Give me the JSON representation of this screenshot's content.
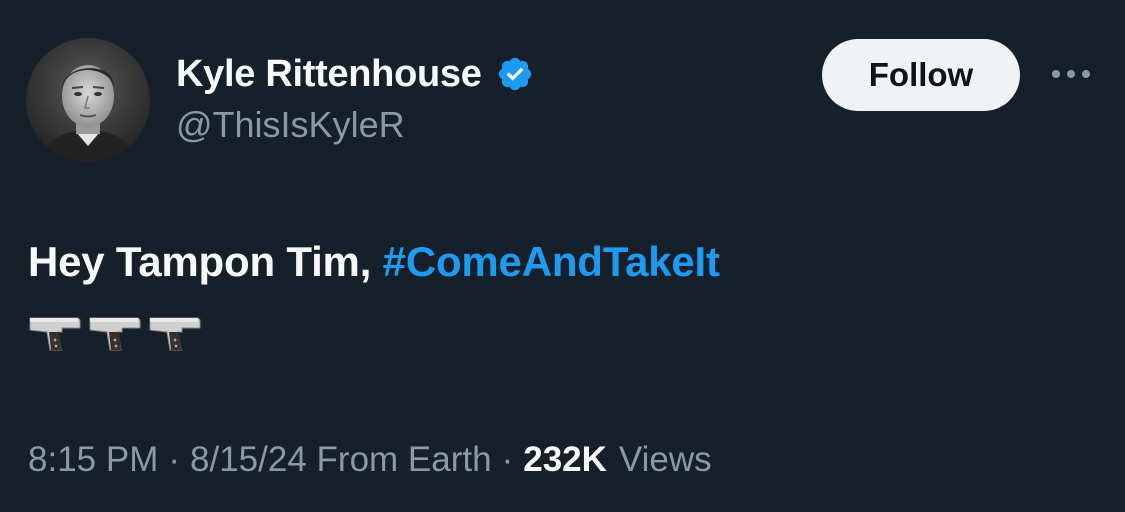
{
  "author": {
    "display_name": "Kyle Rittenhouse",
    "handle": "@ThisIsKyleR",
    "verified_icon": "verified-badge-icon",
    "avatar_icon": "profile-photo"
  },
  "actions": {
    "follow_label": "Follow",
    "more_icon": "more-options-icon"
  },
  "tweet": {
    "text": "Hey Tampon Tim, ",
    "hashtag": "#ComeAndTakeIt",
    "emojis": [
      "pistol-emoji",
      "pistol-emoji",
      "pistol-emoji"
    ]
  },
  "meta": {
    "time": "8:15 PM",
    "separator": "·",
    "date": "8/15/24",
    "location": "From Earth",
    "views_count": "232K",
    "views_label": "Views"
  },
  "colors": {
    "background": "#15202b",
    "accent": "#1d9bf0",
    "secondary_text": "#8b98a5",
    "primary_text": "#f7f9f9"
  }
}
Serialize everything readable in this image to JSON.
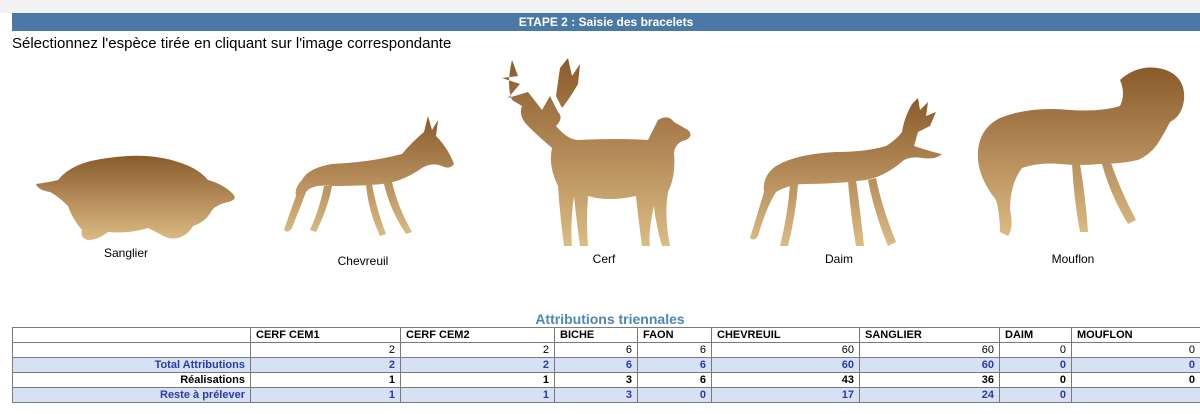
{
  "header": {
    "title": "ETAPE 2 : Saisie des bracelets"
  },
  "instruction": "Sélectionnez l'espèce tirée en cliquant sur l'image correspondante",
  "species": [
    {
      "label": "Sanglier",
      "icon": "boar-silhouette-icon"
    },
    {
      "label": "Chevreuil",
      "icon": "roe-deer-silhouette-icon"
    },
    {
      "label": "Cerf",
      "icon": "red-deer-silhouette-icon"
    },
    {
      "label": "Daim",
      "icon": "fallow-deer-silhouette-icon"
    },
    {
      "label": "Mouflon",
      "icon": "mouflon-silhouette-icon"
    }
  ],
  "colors": {
    "header_bg": "#4a79a8",
    "title_blue": "#4d86b9",
    "row_blue_bg": "#d6e1f3",
    "row_blue_text": "#2a3ca8",
    "silhouette_dark": "#8a5a2b",
    "silhouette_light": "#dcbb84"
  },
  "table": {
    "title": "Attributions triennales",
    "columns": [
      "",
      "CERF CEM1",
      "CERF CEM2",
      "BICHE",
      "FAON",
      "CHEVREUIL",
      "SANGLIER",
      "DAIM",
      "MOUFLON"
    ],
    "rows": [
      {
        "label": "",
        "values": [
          "2",
          "2",
          "6",
          "6",
          "60",
          "60",
          "0",
          "0"
        ]
      },
      {
        "label": "Total Attributions",
        "values": [
          "2",
          "2",
          "6",
          "6",
          "60",
          "60",
          "0",
          "0"
        ]
      },
      {
        "label": "Réalisations",
        "values": [
          "1",
          "1",
          "3",
          "6",
          "43",
          "36",
          "0",
          "0"
        ]
      },
      {
        "label": "Reste à prélever",
        "values": [
          "1",
          "1",
          "3",
          "0",
          "17",
          "24",
          "0",
          ""
        ]
      }
    ]
  }
}
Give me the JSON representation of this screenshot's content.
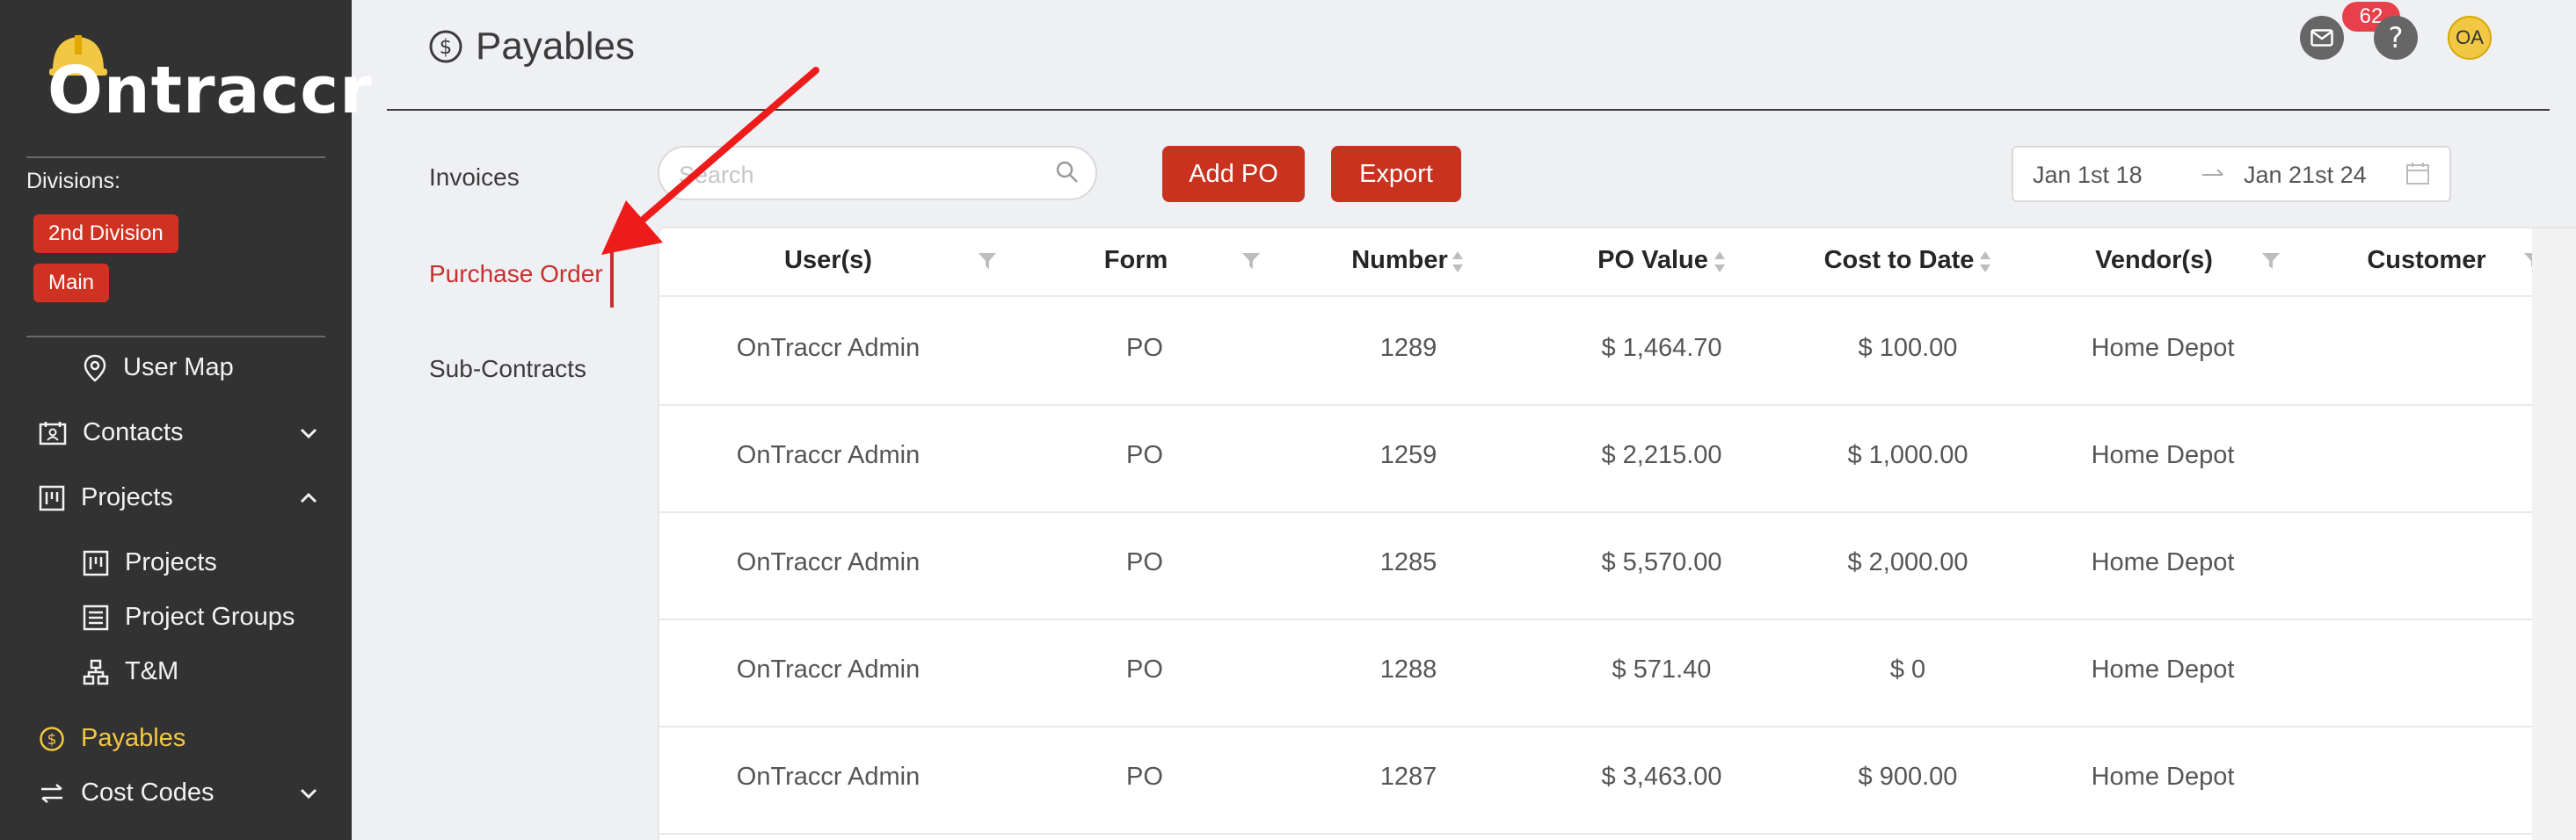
{
  "sidebar": {
    "logo_text": "Ontraccr",
    "divisions_label": "Divisions:",
    "divisions": [
      "2nd Division",
      "Main"
    ],
    "items": [
      {
        "label": "User Map",
        "icon": "map-pin-icon"
      },
      {
        "label": "Contacts",
        "icon": "contacts-icon",
        "chevron": "chevron-down-icon"
      },
      {
        "label": "Projects",
        "icon": "projects-icon",
        "chevron": "chevron-up-icon"
      },
      {
        "label": "Projects",
        "icon": "projects-icon"
      },
      {
        "label": "Project Groups",
        "icon": "project-groups-icon"
      },
      {
        "label": "T&M",
        "icon": "hierarchy-icon"
      },
      {
        "label": "Payables",
        "icon": "dollar-circle-icon",
        "active": true
      },
      {
        "label": "Cost Codes",
        "icon": "swap-icon",
        "chevron": "chevron-down-icon"
      }
    ]
  },
  "header": {
    "title": "Payables",
    "notification_count": "62",
    "avatar_initials": "OA"
  },
  "subnav": [
    "Invoices",
    "Purchase Order",
    "Sub-Contracts"
  ],
  "toolbar": {
    "search_placeholder": "Search",
    "add_po_label": "Add PO",
    "export_label": "Export",
    "date_start": "Jan 1st 18",
    "date_end": "Jan 21st 24"
  },
  "table": {
    "columns": [
      "User(s)",
      "Form",
      "Number",
      "PO Value",
      "Cost to Date",
      "Vendor(s)",
      "Customer"
    ],
    "rows": [
      [
        "OnTraccr Admin",
        "PO",
        "1289",
        "$ 1,464.70",
        "$ 100.00",
        "Home Depot",
        ""
      ],
      [
        "OnTraccr Admin",
        "PO",
        "1259",
        "$ 2,215.00",
        "$ 1,000.00",
        "Home Depot",
        ""
      ],
      [
        "OnTraccr Admin",
        "PO",
        "1285",
        "$ 5,570.00",
        "$ 2,000.00",
        "Home Depot",
        ""
      ],
      [
        "OnTraccr Admin",
        "PO",
        "1288",
        "$ 571.40",
        "$ 0",
        "Home Depot",
        ""
      ],
      [
        "OnTraccr Admin",
        "PO",
        "1287",
        "$ 3,463.00",
        "$ 900.00",
        "Home Depot",
        ""
      ]
    ]
  },
  "colors": {
    "sidebar_bg": "#323232",
    "accent_red": "#c8321f",
    "active_yellow": "#f2c744",
    "annotation_arrow": "#ee1b1b"
  }
}
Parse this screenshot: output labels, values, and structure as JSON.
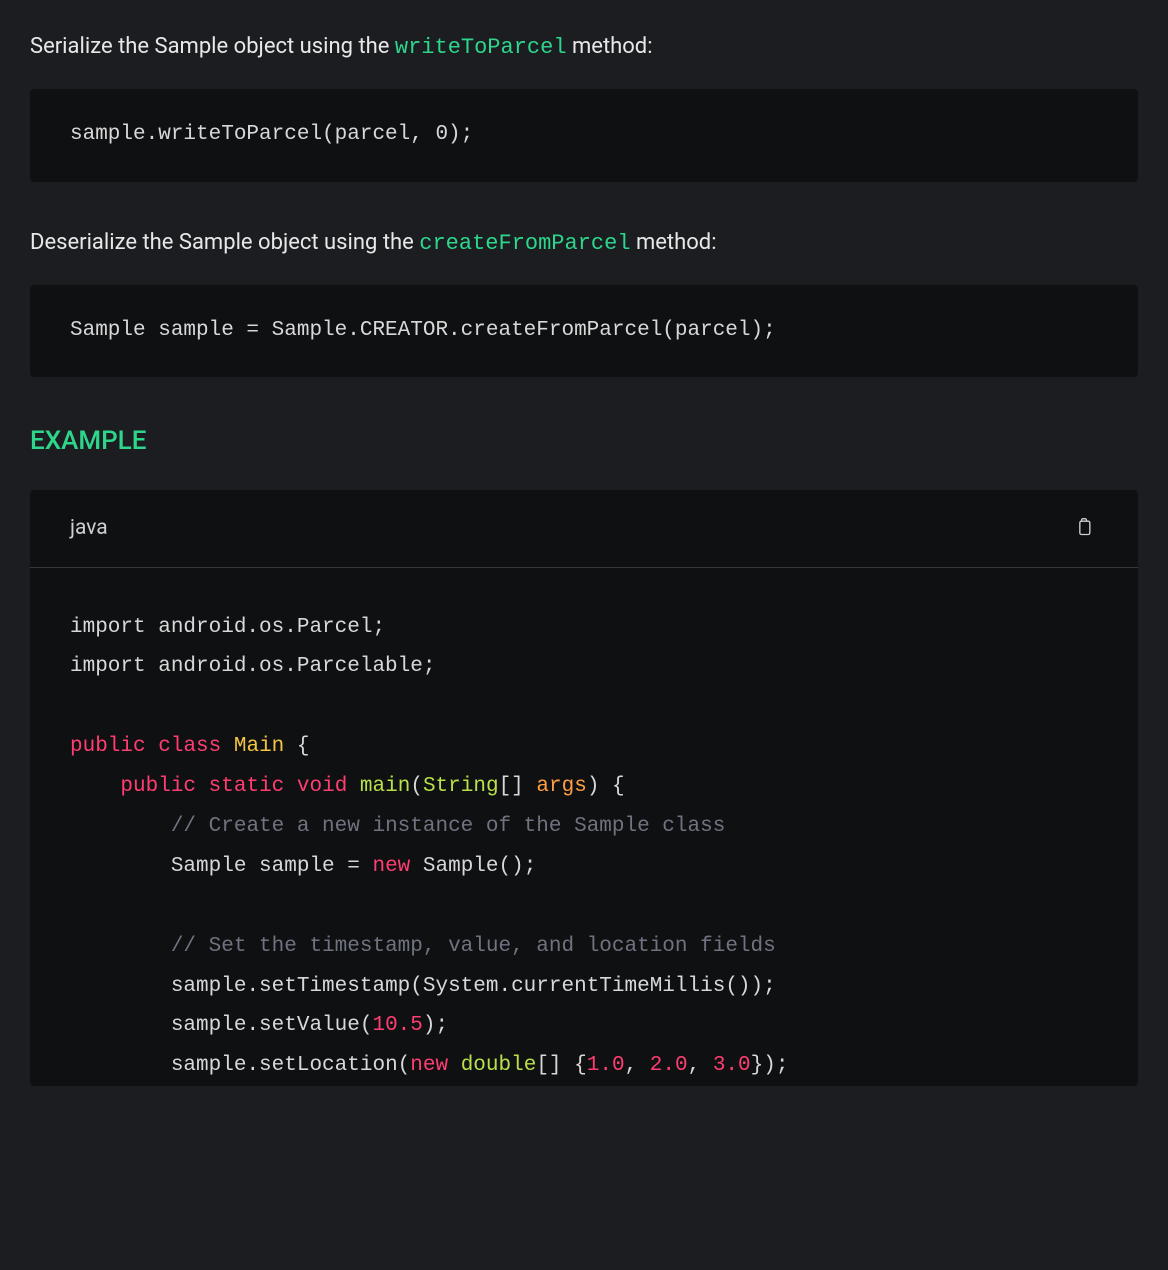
{
  "intro1": {
    "pre": "Serialize the Sample object using the ",
    "code": "writeToParcel",
    "post": " method:"
  },
  "block1": "sample.writeToParcel(parcel, 0);",
  "intro2": {
    "pre": "Deserialize the Sample object using the ",
    "code": "createFromParcel",
    "post": " method:"
  },
  "block2": "Sample sample = Sample.CREATOR.createFromParcel(parcel);",
  "heading": "EXAMPLE",
  "example": {
    "lang": "java",
    "code": {
      "import1": "import android.os.Parcel;",
      "import2": "import android.os.Parcelable;",
      "kw_public": "public",
      "kw_class": "class",
      "cls_Main": "Main",
      "brace_open": " {",
      "indent1": "    ",
      "kw_static": "static",
      "kw_void": "void",
      "fn_main": "main",
      "lp": "(",
      "type_String": "String",
      "brackets": "[] ",
      "arg_args": "args",
      "rp_brace": ") {",
      "indent2": "        ",
      "cmt1": "// Create a new instance of the Sample class",
      "line_sample_new_a": "Sample sample = ",
      "kw_new": "new",
      "line_sample_new_b": " Sample();",
      "cmt2": "// Set the timestamp, value, and location fields",
      "line_ts": "sample.setTimestamp(System.currentTimeMillis());",
      "line_val_a": "sample.setValue(",
      "num_10_5": "10.5",
      "line_val_b": ");",
      "line_loc_a": "sample.setLocation(",
      "type_double": "double",
      "line_loc_b": "[] {",
      "num_1": "1.0",
      "sep": ", ",
      "num_2": "2.0",
      "num_3": "3.0",
      "line_loc_c": "});"
    }
  }
}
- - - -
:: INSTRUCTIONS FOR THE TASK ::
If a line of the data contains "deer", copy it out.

:: EXERCISE ANSWER ::
      "icon": "roe-deer-silhouette-icon"
      "icon": "red-deer-silhouette-icon"
      "icon": "fallow-deer-silhouette-icon"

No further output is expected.